Dropped catches cost Pakistan dear as they were knocked out of the Cricket World Cup with a six-wicket defeat to Australia.
Misbah-ul-Haq’s side failed to defend a moderate total of 213 in the third quarter- final as knocks from Steven Smith (65) and Shane Watson (64 not out) carried the co-hosts home.
Glenn Maxwell chipped in an unbeaten 44 runs to ensure the victory with 97 balls to spare.
Wahab Riaz almost put Pakistan on the road to victory with two wickets for 54 runs, but two dropped catches at crucial junctures of the game meant they paid the ultimate price.
Australian pacer Josh Hazlewood, with four wickets for 35 runs, was the chief destroyer of Pakistan’s batting, backed by Mitchell Starc and Glenn Maxwell.
For Pakistan, Haris Sohail top scored with 41 and skipper Misbah chipped in with 34. Together they put on 73 in 109 balls.
Pakistan won the toss and promptly elected to bat.
Starc, bowling at tremendous speed, had in-form Sarfraz Ahmad edge to Shane Watson at slip in the fifth over.
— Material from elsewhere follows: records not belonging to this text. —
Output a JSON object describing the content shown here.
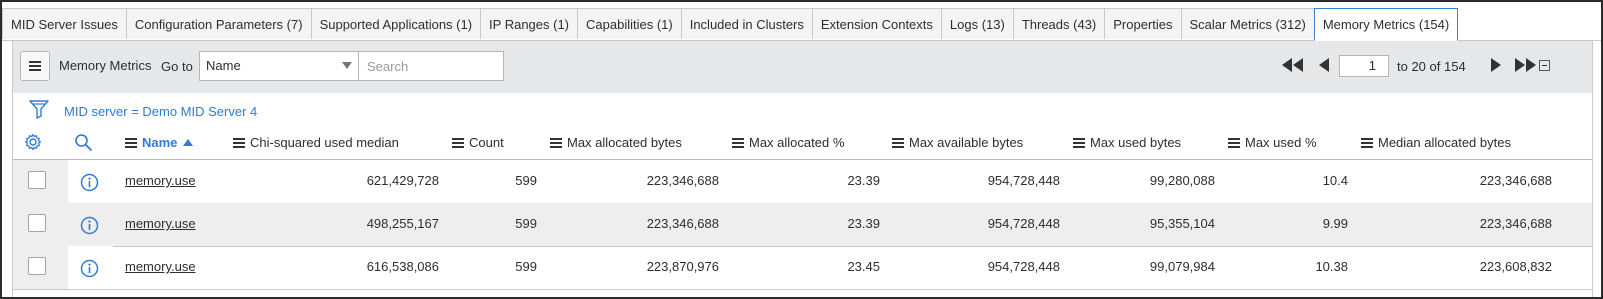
{
  "tabs": [
    {
      "label": "MID Server Issues"
    },
    {
      "label": "Configuration Parameters (7)"
    },
    {
      "label": "Supported Applications (1)"
    },
    {
      "label": "IP Ranges (1)"
    },
    {
      "label": "Capabilities (1)"
    },
    {
      "label": "Included in Clusters"
    },
    {
      "label": "Extension Contexts"
    },
    {
      "label": "Logs (13)"
    },
    {
      "label": "Threads (43)"
    },
    {
      "label": "Properties"
    },
    {
      "label": "Scalar Metrics (312)"
    },
    {
      "label": "Memory Metrics (154)"
    }
  ],
  "active_tab": "Memory Metrics (154)",
  "toolbar": {
    "title": "Memory Metrics",
    "goto_label": "Go to",
    "goto_selected": "Name",
    "search_placeholder": "Search",
    "page_value": "1",
    "page_range": "to 20 of 154"
  },
  "filter": {
    "text": "MID server = Demo MID Server 4"
  },
  "columns": [
    {
      "label": "Name",
      "sorted": "asc"
    },
    {
      "label": "Chi-squared used median"
    },
    {
      "label": "Count"
    },
    {
      "label": "Max allocated bytes"
    },
    {
      "label": "Max allocated %"
    },
    {
      "label": "Max available bytes"
    },
    {
      "label": "Max used bytes"
    },
    {
      "label": "Max used %"
    },
    {
      "label": "Median allocated bytes"
    }
  ],
  "rows": [
    {
      "name": "memory.use",
      "chi_squared_used_median": "621,429,728",
      "count": "599",
      "max_allocated_bytes": "223,346,688",
      "max_allocated_pct": "23.39",
      "max_available_bytes": "954,728,448",
      "max_used_bytes": "99,280,088",
      "max_used_pct": "10.4",
      "median_allocated_bytes": "223,346,688"
    },
    {
      "name": "memory.use",
      "chi_squared_used_median": "498,255,167",
      "count": "599",
      "max_allocated_bytes": "223,346,688",
      "max_allocated_pct": "23.39",
      "max_available_bytes": "954,728,448",
      "max_used_bytes": "95,355,104",
      "max_used_pct": "9.99",
      "median_allocated_bytes": "223,346,688"
    },
    {
      "name": "memory.use",
      "chi_squared_used_median": "616,538,086",
      "count": "599",
      "max_allocated_bytes": "223,870,976",
      "max_allocated_pct": "23.45",
      "max_available_bytes": "954,728,448",
      "max_used_bytes": "99,079,984",
      "max_used_pct": "10.38",
      "median_allocated_bytes": "223,608,832"
    }
  ],
  "colors": {
    "accent": "#2f7ad6",
    "toolbar_bg": "#e6e7e8",
    "row_alt_bg": "#eeeeee"
  },
  "icons": [
    "hamburger-icon",
    "first-page-icon",
    "previous-page-icon",
    "next-page-icon",
    "last-page-icon",
    "collapse-icon",
    "filter-funnel-icon",
    "gear-icon",
    "search-icon",
    "info-icon"
  ]
}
It was a perfect demonstration of how a slip catch should be taken off a bowler sending them down at over 145km/h.
Hazlewood dismissed opener Ahmad Shehzad in the sixth over after he played a poor shot to a wide delivery. Skipper Michael Clarke at second slip gleefully accepted the catch. Misbah would have followed but the bails stayed one despite Hazlewood’s delivery clipping leg stump.
Misbah and Sohail took the score to 97 before Maxwell provided the breakthrough. Going for a slog sweep, Misbah top-edged to Aaron Finch at deep midwicket for 34.
Sohail immediately followed, driving away from his body at Mitchell Johnson and offering an edge to wicketkeeper Brad Haddin for 41.
Half the side were back in the pavilion when Umar Akmal gave Finch another catch in the deep off Maxwell for 20. Had Johnson held on to a Sohaib Maqsood return catch in the next over, the Pakistan innings would have wound up even faster.
Shahid Afridi and Maqsood steered Pakistan past the 150 run mark with a partnership of 34. Afridi’s innings ended when he also offered a catch to Finch at deep mid wicket for 23 of Hazlewood.
Afridi was the third batsman to fall trying to hit over the tempting short square boundary. Hazlewood went on to dismiss Maqsood for 29, the batsman failing to clear Johnson at cover.
When Wahab Riaz edged a Starc ball to wicketkeeper Haddin for 16, even 200 looked unlikely. Hazlewood took his fourth wicket when Sohail Khan top-edged him, again to Haddin. The last pair of Ehsan Ali and Rahat Ali saw Pakistan across the 200 mark, adding 18 runs between them.
Chasing a low target still required a good start, but Aaron Finch fell to the third ball of the third over from Sohail Khan. Despite being hit right in front of the stumps, Finch wasted a review on the leg before decision.
David Warner and Smith added 34 runs in the next six overs before Warner tried to upper cut a short and wide Riaz delivery and found the hands of Rahat Ali at third man for 24. Michael Clarke joined Smith with Pakistan’s vociferous fans getting behind their team.
The pair put on just ten runs between them before Riaz got Clarke out with lifting delivery which he played awkwardly into the waiting hands of Maqsood at forward short leg for 8.
Riaz would have taken the wicket of Watson on four had Rahat not dropped a simple catch off a top edge at fine leg. The partnership between Watson and Smith was only 25 runs old then. Watson, after a shaky start, settled down, while Smith played beautifully picking the gaps.
The pair put together a partnership of 89 runs in 16 overs before Smith was trapped leg before for 65. Australia needed another 65 in the next 23 overs at that point.
Maxwell, when on 5, would have followed immediately had a top-edge off Riaz was not dropped by Sohail Khan at third man. It was the silliest of shots to play at a crucial point in the game.
Had the two drops been taken, Riaz’s tally would already have been four wickets.
After the life, Maxwell made batting look easy. He hit Riaz for two consecutive boundaries in the next over.
In the 32nd over, he hit Adil over the covers for a four, before an effortless pull for six.
When Watson hit Riaz for another six over deep square leg, the result became a formality.